Breaks for Nunavik aren’t fair to other regions: Tory senator
Charlie Watt fights for Nunavik tax relief
A Senate bill to bring more tax relief to Nunavik residents has passed second reading and is now headed into the Senate's standing committee on national finance.
Bill S-214, proposed by Senator Charlie Watt, a Liberal, would amend federal income and excise tax laws to give Nunavimmiut more tax breaks.
Personal tax relief would be provided by adding $70 a day to the amount that Nunavik residents may deduct from their taxable income under the northern residents deduction.
Sales and excise tax relief would be provided by eliminating the Goods and Service Tax on all goods and services in Nunavik.

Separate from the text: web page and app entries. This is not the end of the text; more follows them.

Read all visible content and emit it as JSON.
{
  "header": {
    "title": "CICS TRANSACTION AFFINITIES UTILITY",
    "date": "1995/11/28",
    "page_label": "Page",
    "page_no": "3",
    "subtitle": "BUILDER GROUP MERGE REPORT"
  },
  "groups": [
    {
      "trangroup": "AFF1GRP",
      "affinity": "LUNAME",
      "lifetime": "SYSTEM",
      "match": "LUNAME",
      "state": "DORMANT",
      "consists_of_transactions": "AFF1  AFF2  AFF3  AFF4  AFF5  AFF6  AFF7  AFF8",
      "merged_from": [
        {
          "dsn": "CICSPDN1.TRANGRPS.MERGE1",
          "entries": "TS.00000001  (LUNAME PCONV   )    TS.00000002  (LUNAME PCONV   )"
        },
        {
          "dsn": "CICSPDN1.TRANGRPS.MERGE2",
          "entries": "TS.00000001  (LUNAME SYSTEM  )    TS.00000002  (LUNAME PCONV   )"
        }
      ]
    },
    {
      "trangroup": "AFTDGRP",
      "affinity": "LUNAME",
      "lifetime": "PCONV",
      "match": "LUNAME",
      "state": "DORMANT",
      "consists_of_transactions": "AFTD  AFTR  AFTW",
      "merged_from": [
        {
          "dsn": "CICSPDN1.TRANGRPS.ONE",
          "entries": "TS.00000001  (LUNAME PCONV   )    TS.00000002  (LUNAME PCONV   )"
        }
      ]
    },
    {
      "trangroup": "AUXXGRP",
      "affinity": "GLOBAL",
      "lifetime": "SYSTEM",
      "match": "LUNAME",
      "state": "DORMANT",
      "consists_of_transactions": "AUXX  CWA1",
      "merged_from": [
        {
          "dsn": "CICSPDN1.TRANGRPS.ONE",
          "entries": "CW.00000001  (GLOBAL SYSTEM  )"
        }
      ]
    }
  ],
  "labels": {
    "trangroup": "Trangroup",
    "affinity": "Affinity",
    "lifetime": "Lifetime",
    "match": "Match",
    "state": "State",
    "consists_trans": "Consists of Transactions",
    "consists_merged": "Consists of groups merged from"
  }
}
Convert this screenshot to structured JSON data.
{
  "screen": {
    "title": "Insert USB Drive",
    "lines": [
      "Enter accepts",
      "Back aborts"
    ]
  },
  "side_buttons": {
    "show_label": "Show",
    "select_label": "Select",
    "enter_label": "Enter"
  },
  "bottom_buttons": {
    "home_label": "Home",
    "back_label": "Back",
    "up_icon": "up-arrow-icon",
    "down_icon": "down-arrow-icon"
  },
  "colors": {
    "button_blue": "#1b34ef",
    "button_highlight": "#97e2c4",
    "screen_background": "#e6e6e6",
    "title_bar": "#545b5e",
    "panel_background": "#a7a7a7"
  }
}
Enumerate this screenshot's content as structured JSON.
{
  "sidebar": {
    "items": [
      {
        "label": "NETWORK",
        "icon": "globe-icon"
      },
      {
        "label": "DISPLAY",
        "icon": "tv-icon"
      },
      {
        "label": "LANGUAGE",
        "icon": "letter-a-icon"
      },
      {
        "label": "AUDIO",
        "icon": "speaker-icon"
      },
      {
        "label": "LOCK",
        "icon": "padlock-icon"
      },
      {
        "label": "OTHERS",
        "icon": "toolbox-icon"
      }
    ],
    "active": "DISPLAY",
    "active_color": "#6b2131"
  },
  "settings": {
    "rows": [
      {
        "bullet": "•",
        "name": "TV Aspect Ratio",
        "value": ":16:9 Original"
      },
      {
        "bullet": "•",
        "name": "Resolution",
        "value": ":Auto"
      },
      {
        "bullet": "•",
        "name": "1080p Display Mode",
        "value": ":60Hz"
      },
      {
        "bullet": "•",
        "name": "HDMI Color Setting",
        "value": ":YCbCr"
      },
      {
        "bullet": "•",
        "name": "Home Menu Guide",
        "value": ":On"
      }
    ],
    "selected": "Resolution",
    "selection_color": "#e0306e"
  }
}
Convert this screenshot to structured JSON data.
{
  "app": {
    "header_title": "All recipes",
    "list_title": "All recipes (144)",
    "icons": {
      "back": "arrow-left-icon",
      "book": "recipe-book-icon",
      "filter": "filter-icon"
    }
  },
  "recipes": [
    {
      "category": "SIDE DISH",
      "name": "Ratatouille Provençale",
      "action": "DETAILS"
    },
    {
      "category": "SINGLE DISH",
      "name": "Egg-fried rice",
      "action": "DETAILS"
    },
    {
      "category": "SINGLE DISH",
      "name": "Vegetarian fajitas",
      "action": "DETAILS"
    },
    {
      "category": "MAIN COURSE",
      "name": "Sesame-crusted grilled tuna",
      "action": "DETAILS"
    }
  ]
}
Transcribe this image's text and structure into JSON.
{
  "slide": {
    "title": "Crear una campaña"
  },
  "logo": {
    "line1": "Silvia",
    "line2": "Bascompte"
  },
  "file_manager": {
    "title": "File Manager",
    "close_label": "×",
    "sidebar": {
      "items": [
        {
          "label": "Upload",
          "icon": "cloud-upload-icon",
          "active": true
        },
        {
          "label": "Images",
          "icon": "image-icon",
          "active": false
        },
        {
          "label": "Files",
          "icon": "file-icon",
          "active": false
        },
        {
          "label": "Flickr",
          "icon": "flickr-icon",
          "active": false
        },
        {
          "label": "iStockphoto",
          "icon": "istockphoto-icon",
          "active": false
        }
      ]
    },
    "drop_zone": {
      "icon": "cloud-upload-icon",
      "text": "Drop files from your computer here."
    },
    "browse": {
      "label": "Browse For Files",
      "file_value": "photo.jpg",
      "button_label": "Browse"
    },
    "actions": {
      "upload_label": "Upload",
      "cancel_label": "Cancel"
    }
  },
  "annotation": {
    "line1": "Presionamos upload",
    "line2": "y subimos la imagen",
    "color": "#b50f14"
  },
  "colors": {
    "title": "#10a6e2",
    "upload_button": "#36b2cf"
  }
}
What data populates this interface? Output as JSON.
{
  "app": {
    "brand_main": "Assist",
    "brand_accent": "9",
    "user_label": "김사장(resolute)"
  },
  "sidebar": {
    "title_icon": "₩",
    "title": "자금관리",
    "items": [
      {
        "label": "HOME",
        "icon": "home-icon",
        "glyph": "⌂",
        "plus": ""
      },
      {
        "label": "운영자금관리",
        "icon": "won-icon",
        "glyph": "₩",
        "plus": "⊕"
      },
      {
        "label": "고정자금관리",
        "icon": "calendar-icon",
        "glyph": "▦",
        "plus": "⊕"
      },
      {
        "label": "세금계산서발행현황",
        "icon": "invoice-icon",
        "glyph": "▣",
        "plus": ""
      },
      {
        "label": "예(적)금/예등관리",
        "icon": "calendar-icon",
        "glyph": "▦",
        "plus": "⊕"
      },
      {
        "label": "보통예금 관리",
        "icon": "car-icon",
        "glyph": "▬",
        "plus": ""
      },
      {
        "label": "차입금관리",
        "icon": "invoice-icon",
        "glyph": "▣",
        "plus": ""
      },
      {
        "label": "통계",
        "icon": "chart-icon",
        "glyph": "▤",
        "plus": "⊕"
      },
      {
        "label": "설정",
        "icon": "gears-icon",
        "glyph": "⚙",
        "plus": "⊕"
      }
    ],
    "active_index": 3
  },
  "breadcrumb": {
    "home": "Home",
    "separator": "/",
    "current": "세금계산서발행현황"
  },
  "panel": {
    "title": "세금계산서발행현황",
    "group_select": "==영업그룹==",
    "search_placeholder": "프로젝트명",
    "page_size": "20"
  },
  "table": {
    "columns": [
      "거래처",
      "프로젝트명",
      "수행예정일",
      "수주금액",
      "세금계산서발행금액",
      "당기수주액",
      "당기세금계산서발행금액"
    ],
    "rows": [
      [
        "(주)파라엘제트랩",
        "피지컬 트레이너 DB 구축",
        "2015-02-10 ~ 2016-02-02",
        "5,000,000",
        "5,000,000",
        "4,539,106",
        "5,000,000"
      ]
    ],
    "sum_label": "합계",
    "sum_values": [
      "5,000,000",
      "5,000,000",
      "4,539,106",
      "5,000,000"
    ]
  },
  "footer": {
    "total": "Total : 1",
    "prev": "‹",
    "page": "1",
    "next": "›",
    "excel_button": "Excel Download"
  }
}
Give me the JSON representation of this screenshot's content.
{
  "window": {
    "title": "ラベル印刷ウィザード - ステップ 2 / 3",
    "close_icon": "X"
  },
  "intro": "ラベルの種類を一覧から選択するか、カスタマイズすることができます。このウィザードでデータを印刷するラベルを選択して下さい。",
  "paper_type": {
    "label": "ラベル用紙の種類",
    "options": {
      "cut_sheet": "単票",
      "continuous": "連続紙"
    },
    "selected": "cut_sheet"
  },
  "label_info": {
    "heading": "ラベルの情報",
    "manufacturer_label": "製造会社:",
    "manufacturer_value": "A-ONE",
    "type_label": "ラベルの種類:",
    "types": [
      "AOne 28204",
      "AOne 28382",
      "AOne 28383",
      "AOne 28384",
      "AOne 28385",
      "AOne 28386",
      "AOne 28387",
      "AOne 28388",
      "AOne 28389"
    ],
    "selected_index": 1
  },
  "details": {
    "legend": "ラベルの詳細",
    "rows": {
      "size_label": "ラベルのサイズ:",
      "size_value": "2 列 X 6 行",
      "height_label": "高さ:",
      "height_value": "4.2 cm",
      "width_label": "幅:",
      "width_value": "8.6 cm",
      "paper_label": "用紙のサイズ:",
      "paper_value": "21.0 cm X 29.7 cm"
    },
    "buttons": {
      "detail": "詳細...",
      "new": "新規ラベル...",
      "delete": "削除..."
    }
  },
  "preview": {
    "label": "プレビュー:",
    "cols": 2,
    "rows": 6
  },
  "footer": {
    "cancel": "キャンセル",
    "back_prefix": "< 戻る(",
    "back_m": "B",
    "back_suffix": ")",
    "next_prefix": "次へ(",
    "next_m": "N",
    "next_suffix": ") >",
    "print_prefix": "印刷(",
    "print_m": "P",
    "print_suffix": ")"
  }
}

The bill's suggested amendments would also exempt all petroleum products sold or purchased in Nunavik from federal excise taxes.
The bill says Nunavimmiut are faced with an "exorbitant" cost of living, when compared with that of Canadians living south of the 55th parallel.
It says they're cut off from other Canadians geographically, economically and politically, and their living conditions are "desperate and deteriorating further" because of isolation and distance.
The bill says studies have recommended exempting Nunavimmiut from paying income tax and indexing government transfers to better reflect the high cost of living in Nunavik.
During a Senate debate on the bill, Conservatives said they couldn't support Bill S-214 because its proposals would be unfair to other regions and too costly for Ottawa to bear.
Speaking last month, Senator Terry Stratton, a Conservative, said Nunavik is already set to receive more benefits through the Nunavik Inuit land claims agreement.
Stratton said the Harper government has already recognized the higher cost of living in the North by increasing the northern residents deduction.
As well, diesel and aviation fuel are already subject to a reduced rate of excise taxes, Stratton said.
The proposed measures are unfair, he said, because they mean someone in Nunavik could earn up to $42,000 without paying taxes, whereas a Nunavut resident would begin to pay income taxes after earnings of about $16,000.
Bill S-214 would also cost Ottawa at least $15 million a year to implement, Stratton said.
If similar measures were given to all northern residents, he said it could cost the federal government an additional $290 million a year.
After the debate, a vote showed 15 "nays" and 34 "yeas" for the bill. This vote means the bill, approved "with division," now heads to the finance committee for discussion.
The bill still has two more hurdles to pass through, including a committee report and a third reading.
It's rare for Senate bills to become law.